ab109535 staining TDP43 in wild-type HAP1 cells (top panel) and TDP43 knockout HAP1 cells (bottom panel). The cells were fixed with 100% methanol (5min), permeabilized with 0.1% Triton X-100 for 5 minutes and then blocked with 1% BSA/10% normal goat serum/0.3M glycine in 0.1% PBS-Tween for 1h. The cells were then incubated with ab109535 at 1μg/ml concentration and ab195889 at 1/250 dilution (shown in pseudo colour red) overnight at +4°C, followed by a further incubation at room temperature for 1h with a goat secondary antibody to Rabbit IgG (Alexa Fluor® 488) (ab150081) at 2 μg/ml (shown in green). Nuclear DNA was labelled in blue with DAPI.
Flow Cytometry analysis of K562 (human chronic myelogenous leukemia) cells labeling TDP43 with purified ab109535 at 1/100 dilution(10ug/ml) (red). Cells were fixed with 4% paraformaldehyde and permeabilised with 90% methanol. A Goat anti rabbit IgG (Alexa Fluor® 488)(1/2000 dilution) was used as the secondary antibody. Rabbit monoclonal IgG (Black) was used as the isotype control, cells without incubation with primary antibody and secondary antibody (Blue) were used as the unlabeled control.

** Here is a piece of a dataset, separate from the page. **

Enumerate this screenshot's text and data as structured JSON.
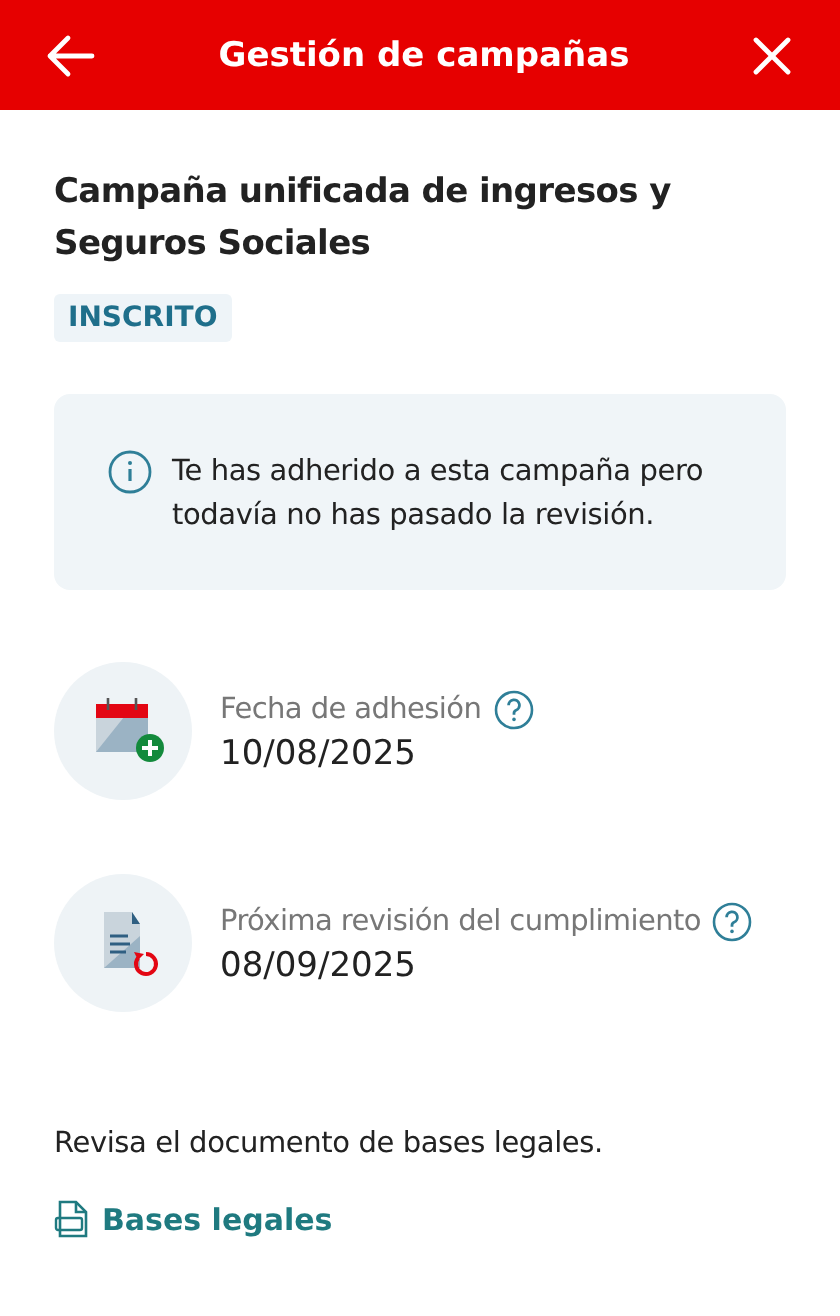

All lanes : Anti-TDP43 antibody [EPR5810] (ab109535) at 1/1000 dilution
Lane 1 : HeLa cell lysate
Lane 2 : 293T cell lysate
Lane 3 : K562 cell lysate
Lane 4 : A431 cell lysate
Lysates/proteins at 10 µg per lane.
All lanes : HRP-labelled goat anti-rabbit at 1/2000 dilution
Predicted band size: 45 kDa
This product has been referenced in:
- Seminary ER et al. Modeling Protein Aggregation and the Heat Shock Response in ALS iPSC-Derived Motor Neurons. Front Neurosci 12:86 (2018). Read more (PubMed: 29515358) »
- Li W et al. Heat Shock-induced Phosphorylation of TAR DNA-binding Protein 43 (TDP-43) by MAPK/ERK Kinase Regulates TDP-43 Function. J Biol Chem 292:5089-5100 (2017). Read more (PubMed: 28167528) »